An Eventful Year for Voyager

Hands On Science Events!

The wheels of the Voyager truck have been covering a lot of miles this year, with a full calendar of travel and discovery in places near and far, large and small, quirky and familiar. Our scientists and educators love inspiring science learning through play while helping create a platform for natural curiosity, and the great diversity of schools that we visit makes this even more rewarding.

Our on-the-road team has also been busy taking our activities, equipment and enthusiasm to quite a number of festivals and events! We kicked off with the gem and rock festival, Minerama, in Glen Innes in early March, closely followed by the World Science Festival in Brisbane, where our team were at home alongside 24 other fantastic teams of science educators and tens of thousands of members of the public – some 6,000 of whom engaged directly with UNE Discovery!

Meanwhile in Sydney, the UNE presence at the Royal Easter Show was immense, and Discovery richly augmented the Farms of the Future pavilion with highly engaging, positive, and educational activities for people of all ages. Some 200,000 people passed through this pavilion alone at this year’s Show, and many of them stopped to explore interactive displays, have a chat with the UNE team, peer down a microscope, experiment with soil chemistry, or try out the programmable robot crop models and learn about precision agriculture and technology.

Exploring precision agriculture at the Royal Easter Show

More recently, and closer to home, we partnered with Telstra while bringing ant studies, microscopes, Beebots, erosion demos, and a whole lot of science expertise and enthusiasm to AgQuip in Gunnedah. A massive primary industries field day, AgQuip attracts over a 100,000 people amongst countless exhibitors of agricultural products and services.

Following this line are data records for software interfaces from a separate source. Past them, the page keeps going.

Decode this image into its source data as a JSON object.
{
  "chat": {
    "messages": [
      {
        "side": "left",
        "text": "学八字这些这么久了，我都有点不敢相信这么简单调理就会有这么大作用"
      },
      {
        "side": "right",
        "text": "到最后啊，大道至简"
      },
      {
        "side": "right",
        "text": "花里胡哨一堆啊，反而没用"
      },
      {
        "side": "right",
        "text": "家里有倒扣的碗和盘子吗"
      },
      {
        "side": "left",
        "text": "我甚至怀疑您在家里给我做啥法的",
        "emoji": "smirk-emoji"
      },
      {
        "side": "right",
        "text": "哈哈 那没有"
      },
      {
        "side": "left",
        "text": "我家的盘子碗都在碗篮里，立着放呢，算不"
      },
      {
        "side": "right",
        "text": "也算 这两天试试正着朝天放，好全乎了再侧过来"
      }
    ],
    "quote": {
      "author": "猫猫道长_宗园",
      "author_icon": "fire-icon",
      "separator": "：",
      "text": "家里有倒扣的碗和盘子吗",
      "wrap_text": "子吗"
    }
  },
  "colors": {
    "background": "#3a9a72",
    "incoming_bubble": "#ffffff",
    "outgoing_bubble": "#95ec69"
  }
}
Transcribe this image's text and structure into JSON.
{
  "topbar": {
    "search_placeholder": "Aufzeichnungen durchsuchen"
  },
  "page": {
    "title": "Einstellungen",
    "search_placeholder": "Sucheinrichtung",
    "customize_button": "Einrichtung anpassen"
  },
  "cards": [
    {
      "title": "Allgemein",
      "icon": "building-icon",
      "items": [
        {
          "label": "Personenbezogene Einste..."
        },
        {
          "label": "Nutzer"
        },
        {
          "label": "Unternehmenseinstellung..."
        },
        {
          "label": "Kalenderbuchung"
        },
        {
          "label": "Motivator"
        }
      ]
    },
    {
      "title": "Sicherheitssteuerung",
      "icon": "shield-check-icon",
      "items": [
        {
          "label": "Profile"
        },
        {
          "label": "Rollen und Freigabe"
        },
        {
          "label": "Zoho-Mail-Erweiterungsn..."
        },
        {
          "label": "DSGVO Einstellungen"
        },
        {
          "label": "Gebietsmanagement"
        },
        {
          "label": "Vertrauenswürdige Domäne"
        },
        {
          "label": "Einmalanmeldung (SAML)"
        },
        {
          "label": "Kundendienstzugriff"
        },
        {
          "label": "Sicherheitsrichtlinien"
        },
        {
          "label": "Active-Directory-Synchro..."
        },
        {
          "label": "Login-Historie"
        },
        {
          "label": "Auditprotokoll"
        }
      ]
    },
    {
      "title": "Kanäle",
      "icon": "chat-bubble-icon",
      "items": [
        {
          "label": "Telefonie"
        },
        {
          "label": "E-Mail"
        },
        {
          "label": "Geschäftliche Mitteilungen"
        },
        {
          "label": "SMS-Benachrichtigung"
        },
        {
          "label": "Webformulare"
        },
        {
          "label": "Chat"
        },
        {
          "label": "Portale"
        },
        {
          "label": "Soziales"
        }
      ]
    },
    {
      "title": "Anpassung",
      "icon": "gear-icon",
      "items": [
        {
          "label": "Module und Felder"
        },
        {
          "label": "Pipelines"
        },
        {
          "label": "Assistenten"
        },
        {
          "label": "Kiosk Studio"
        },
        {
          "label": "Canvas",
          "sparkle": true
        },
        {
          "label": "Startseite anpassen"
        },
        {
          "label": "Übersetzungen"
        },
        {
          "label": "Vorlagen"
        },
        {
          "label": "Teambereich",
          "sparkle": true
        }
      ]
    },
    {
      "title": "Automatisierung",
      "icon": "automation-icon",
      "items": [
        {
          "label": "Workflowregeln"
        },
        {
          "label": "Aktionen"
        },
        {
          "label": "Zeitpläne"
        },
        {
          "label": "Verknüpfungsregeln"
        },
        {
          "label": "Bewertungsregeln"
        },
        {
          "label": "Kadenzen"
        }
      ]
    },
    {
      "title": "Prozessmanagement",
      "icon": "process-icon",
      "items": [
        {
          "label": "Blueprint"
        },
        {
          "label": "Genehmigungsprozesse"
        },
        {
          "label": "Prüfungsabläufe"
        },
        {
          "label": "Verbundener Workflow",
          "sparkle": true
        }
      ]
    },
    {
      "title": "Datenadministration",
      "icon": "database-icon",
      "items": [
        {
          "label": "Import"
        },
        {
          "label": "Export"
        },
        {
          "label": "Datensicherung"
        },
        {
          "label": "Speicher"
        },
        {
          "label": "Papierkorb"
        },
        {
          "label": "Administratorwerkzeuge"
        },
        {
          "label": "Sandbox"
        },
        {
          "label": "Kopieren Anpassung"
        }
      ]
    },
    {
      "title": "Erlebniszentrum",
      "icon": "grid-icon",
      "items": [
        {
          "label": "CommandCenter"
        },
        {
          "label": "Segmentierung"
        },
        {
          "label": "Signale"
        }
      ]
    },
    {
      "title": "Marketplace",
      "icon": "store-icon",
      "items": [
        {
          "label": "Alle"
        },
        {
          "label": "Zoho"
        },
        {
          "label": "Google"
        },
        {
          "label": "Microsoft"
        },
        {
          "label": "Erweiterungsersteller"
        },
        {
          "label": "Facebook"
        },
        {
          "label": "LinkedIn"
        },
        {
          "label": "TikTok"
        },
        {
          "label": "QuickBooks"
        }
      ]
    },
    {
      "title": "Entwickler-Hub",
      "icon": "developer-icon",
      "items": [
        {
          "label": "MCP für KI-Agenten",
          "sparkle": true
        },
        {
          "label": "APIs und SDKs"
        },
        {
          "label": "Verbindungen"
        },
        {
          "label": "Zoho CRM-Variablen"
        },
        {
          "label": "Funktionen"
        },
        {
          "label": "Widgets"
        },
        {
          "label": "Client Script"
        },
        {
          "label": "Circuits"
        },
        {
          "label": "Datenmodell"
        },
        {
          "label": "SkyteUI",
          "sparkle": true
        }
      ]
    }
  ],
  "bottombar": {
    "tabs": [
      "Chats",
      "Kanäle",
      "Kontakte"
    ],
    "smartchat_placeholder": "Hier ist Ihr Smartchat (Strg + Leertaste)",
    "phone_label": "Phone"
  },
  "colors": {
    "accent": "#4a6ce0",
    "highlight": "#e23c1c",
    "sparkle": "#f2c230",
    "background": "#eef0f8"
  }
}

The events we participate in aren’t really about numbers, they’re about impacting attitudes towards science in everyone from toddlers to great-grandparents. We normalise science by bringing it into people’s lives, at schools or festivals, and by sharing it in friendly, accessible, and fascinating ways. Our model of engagement is all about being hands-on and learning through doing: which often includes getting dirty; making mistakes; and asking those ‘silly’ questions!

Activities for kids, especially science activities like ours, aren’t always woven into the fabric of the events we go to. Everywhere we go, we see the smiles on people’s faces, the spark of understanding a new idea, and the bright interest in how amazing science can be.

As with our school visits, these events connect Discovery, and the University of New England, to our region. By nurturing this connection we are contributing to a love of science in rural Australia, but we’re also encouraging a lifelong journey of education – founded on curiosity, a can-do attitude, collaboration, creativity, and confidence – in our broader community. What starts as a puzzled look down a microscope at a festival becomes a doorway to conversations about science, legitimising children to study science, and perhaps the pursuit of it through to tertiary study and beyond.

All this is central to the Discovery vision: the investment in our future scientists and problem-solvers, the sharing of passion, the coming together to learn, discuss and explore. Being part of major events like AgQuip, the Royal Easter Show and the World Science Festival allows us to contribute to the public dialogue of science and scientific literacy in our society. That’s one of the joys of science education!

As we visit more schools this year, we’ll also be at events, including Science on the Road in Tamworth on 18th– 20th October in collaboration with the Australian Museum. You can find out more here:

If you’re around, on the Saturday it is open to the public, so come on down and say hi – you never know, you might discover something new!

– By Sarita Perston, UNE Voyager member and communications officer